The Space Development Agency (SDA) is known for its rapid acquisitions and aggressive timelines that deliver proven capabilities without waiting for systems that meet DOD requirements. Section 1608 calls for the use of a middle tier acquisition (MTA) program (basically enhanced acquisition) for the rapid fielding of satellites and associated systems for tranche 1-3 of SDA’s Proliferated Warfighter Space Architecture.

FBIQ has identified space situational awareness as a growth area in the budget and section 1609 directs the Assistant Secretary of the Air Force for Space Acquisition and Integration to work with the Chief of Space Operations to establish a process that identifies and evaluates space situational awareness capabilities. Included in that assessment is the extent to which commercial space situational awareness data can fulfill the Space Force’s requirements. The bill also calls for the development of a plan that integrates the unified data library into the operational systems of the Space Force.

The House-passed NDAA identified threat sharing with commercial space operators under contract with DOD as an area that needs further planning and the bill directs the Assistant Secretary of the Air Force for Space Acquisition and Integration, in consultation with the Commander of the US Space Command, to expand threat-sharing arrangements with commercial space operators. Within 180 days of the passage of the conference bill, the Assistant Secretary must submit a report to the Congressional defense committees outlining the plan for threat sharing.

The bill also includes a provision (section 1611) that calls for the development of a plan for an integrated and resilient satellite communications architecture. The plan should consider options for the integration of resilient military tactical satellite communication capabilities as well as providing for the integration of those capabilities into the Space Force. The plan should also ensure that geostationary small satellite communication constellations are evaluated as a component of the space data transport force design of the Space Force.

The bill language directs the Secretary of the Air Force to explore options for leveraging commercially available geostationary small satellite communications technology that is developed and produced in the United States. The bill also directs the Secretary to ensure there is enough funding available for integration.


The report language directs the Chief Digital and Artificial Intelligence Officer, in coordination with the Test Resource Management Center, to perform a study that assesses the feasibility and advisability of establishing a centralized platform for the development and testing of autonomy software. This would assess the status of efforts to resource and integrate autonomy software into current DOD systems as well as those systems within the FYDP. It would also identify systems employed by DOD which are, or can be, integrated with autonomy software to enable the continuous operational availability of those systems.

The conferees note the increasing use of autonomous capabilities throughout the Department of Defense and believe the utilization of such capabilities will grow more essential and widespread in the years to come.

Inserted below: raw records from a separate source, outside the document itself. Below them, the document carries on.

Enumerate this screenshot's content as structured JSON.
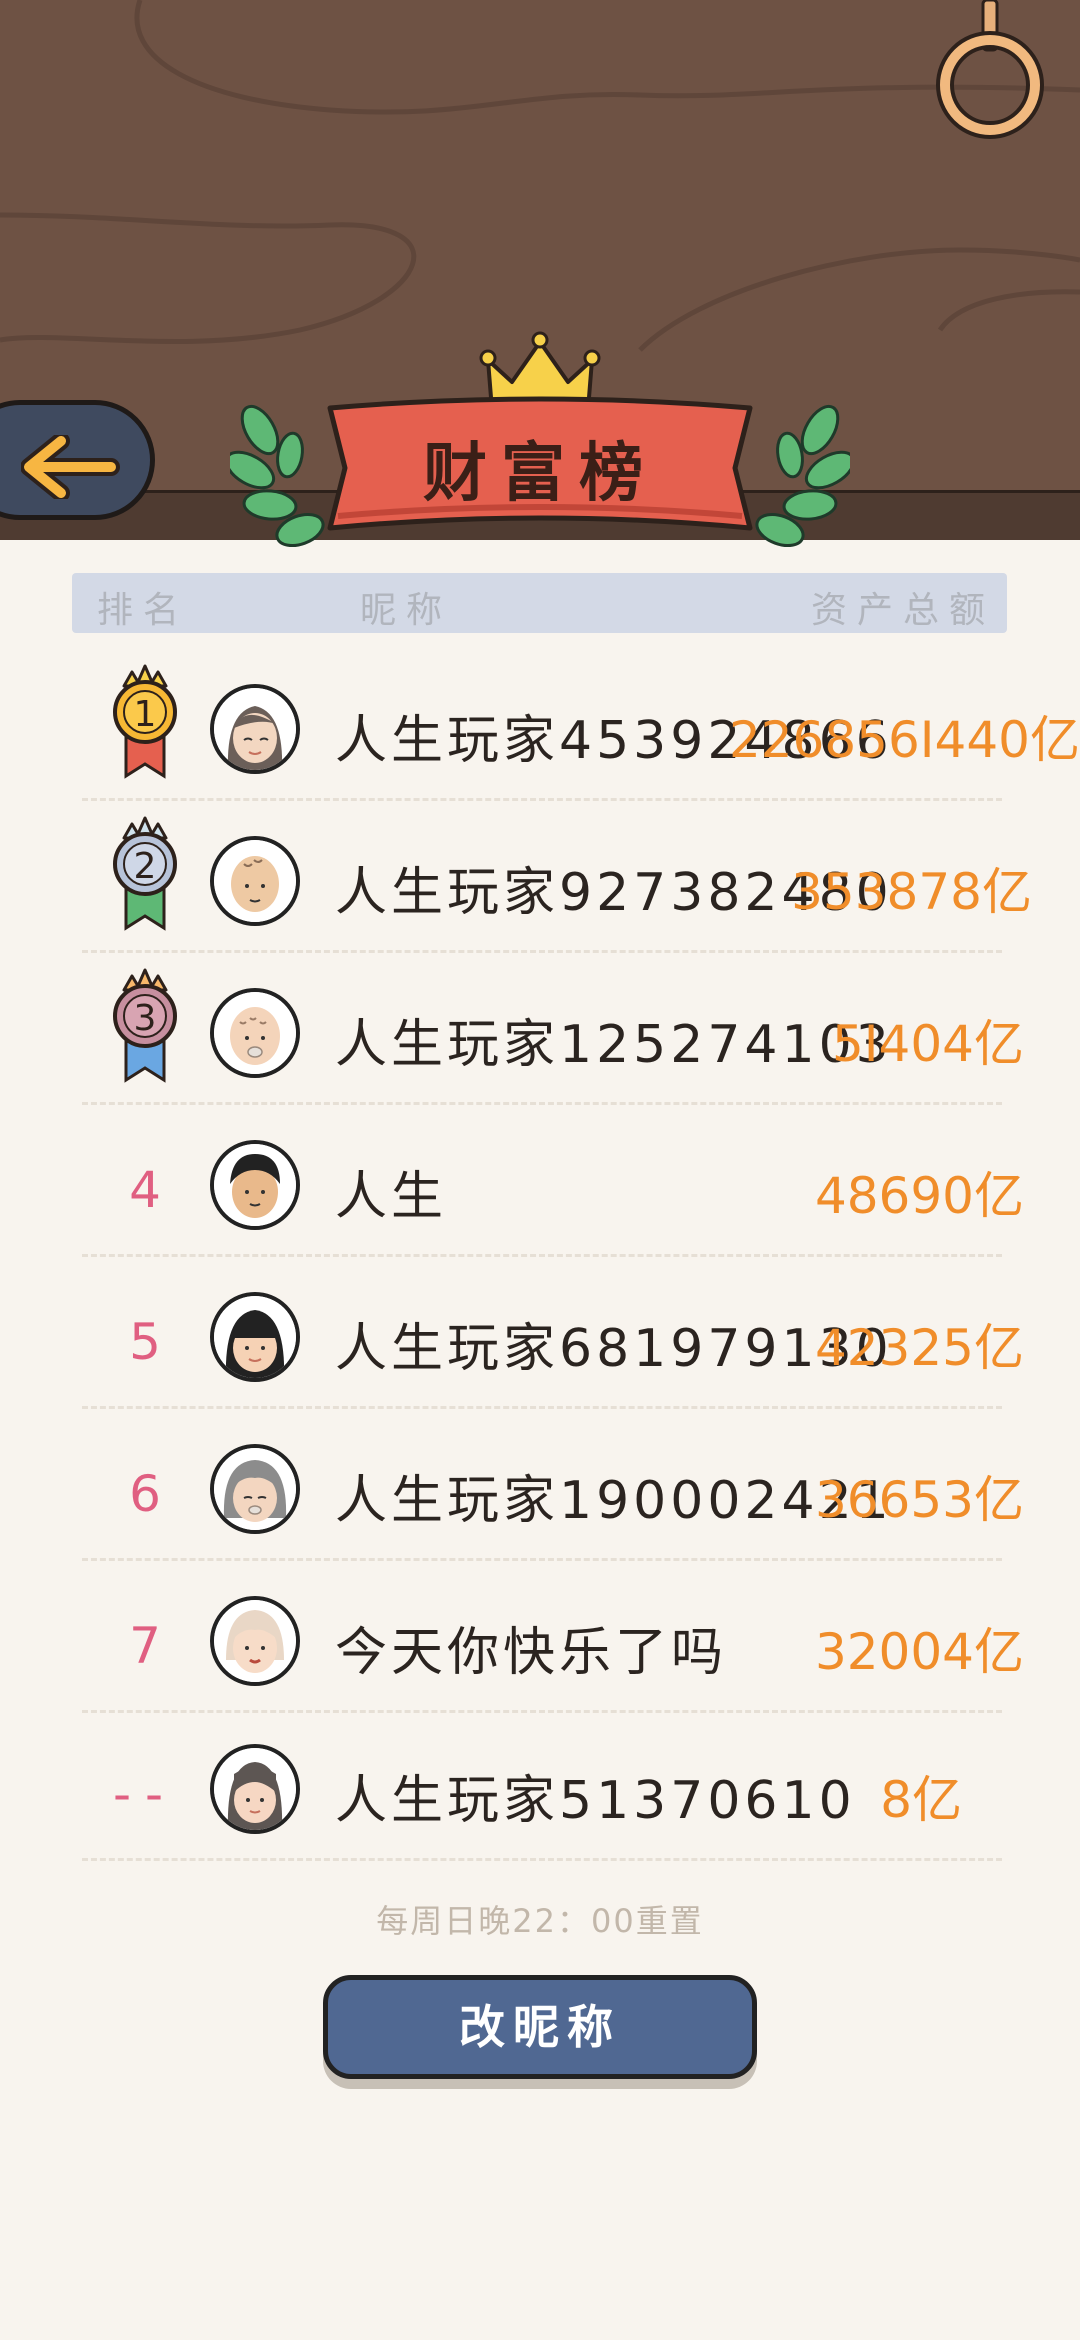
{
  "header": {
    "title": "财富榜",
    "back_icon": "back-arrow-icon",
    "crown_icon": "crown-icon",
    "laurel_icon": "laurel-icon"
  },
  "table": {
    "columns": [
      "排名",
      "昵称",
      "资产总额"
    ]
  },
  "rows": [
    {
      "rank": "1",
      "nickname": "人生玩家453924866",
      "wealth": "226856I440亿"
    },
    {
      "rank": "2",
      "nickname": "人生玩家927382480",
      "wealth": "353878亿"
    },
    {
      "rank": "3",
      "nickname": "人生玩家125274103",
      "wealth": "5I404亿"
    },
    {
      "rank": "4",
      "nickname": "人生",
      "wealth": "48690亿"
    },
    {
      "rank": "5",
      "nickname": "人生玩家681979130",
      "wealth": "42325亿"
    },
    {
      "rank": "6",
      "nickname": "人生玩家190002421",
      "wealth": "36653亿"
    },
    {
      "rank": "7",
      "nickname": "今天你快乐了吗",
      "wealth": "32004亿"
    },
    {
      "rank": "--",
      "nickname": "人生玩家51370610",
      "wealth": "8亿"
    }
  ],
  "footer": {
    "reset_note": "每周日晚22：00重置",
    "rename_button": "改昵称"
  },
  "colors": {
    "header_bg": "#6e5244",
    "banner": "#e5604f",
    "rank_text": "#e05f81",
    "wealth_text": "#f08d2a",
    "button": "#506892"
  }
}
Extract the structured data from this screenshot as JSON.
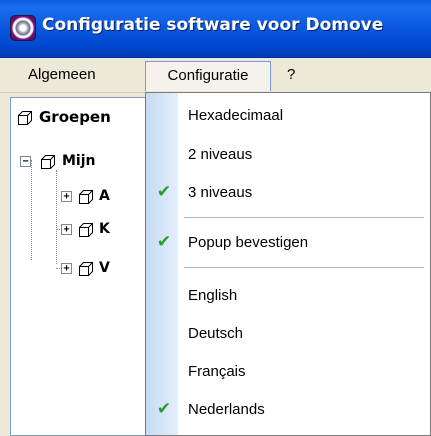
{
  "window": {
    "title": "Configuratie software voor Domove"
  },
  "menubar": {
    "items": [
      {
        "label": "Algemeen"
      },
      {
        "label": "Configuratie",
        "active": true
      },
      {
        "label": "?"
      }
    ]
  },
  "tree": {
    "header": "Groepen",
    "root_label": "Mijn",
    "children": [
      {
        "label": "A"
      },
      {
        "label": "K"
      },
      {
        "label": "V"
      }
    ]
  },
  "dropdown": {
    "items": [
      {
        "label": "Hexadecimaal",
        "checked": false
      },
      {
        "label": "2 niveaus",
        "checked": false
      },
      {
        "label": "3 niveaus",
        "checked": true
      },
      {
        "label": "Popup bevestigen",
        "checked": true
      },
      {
        "label": "English",
        "checked": false
      },
      {
        "label": "Deutsch",
        "checked": false
      },
      {
        "label": "Français",
        "checked": false
      },
      {
        "label": "Nederlands",
        "checked": true
      }
    ],
    "check_glyph": "✔",
    "check_color": "#2c9a2c"
  }
}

NDAA Conference Report


The Department of the Air Force, parent organization for Space Force, the newest member of the uniformed military services family, has always been regarded as the quickest to embrace new technologies. Space Force is continuing that tradition as seen in the NDAA provisions highlighted above. The other services are following a similar pattern as the threat environment evolves, substituting capital investments in research, development, test, and evaluation (leading to procurement if and when the R&D efforts bear fruit) for labor—end strength. The 800 personnel increase for Space Force is a reflection of the newness of the service and doesn’t detract from the overall emphasis on technologies such as satellites for command, control and communications as well as missile detection, autonomy, and artificial intelligence.

Although NDAA authorized funding levels are essentially a guide for FY24 appropriations, the strong bipartisan votes passing this bill will certainly influence FY24 spending negotiations between now and the February 2, 2024 continuing resolution deadline for the Defense appropriations bill.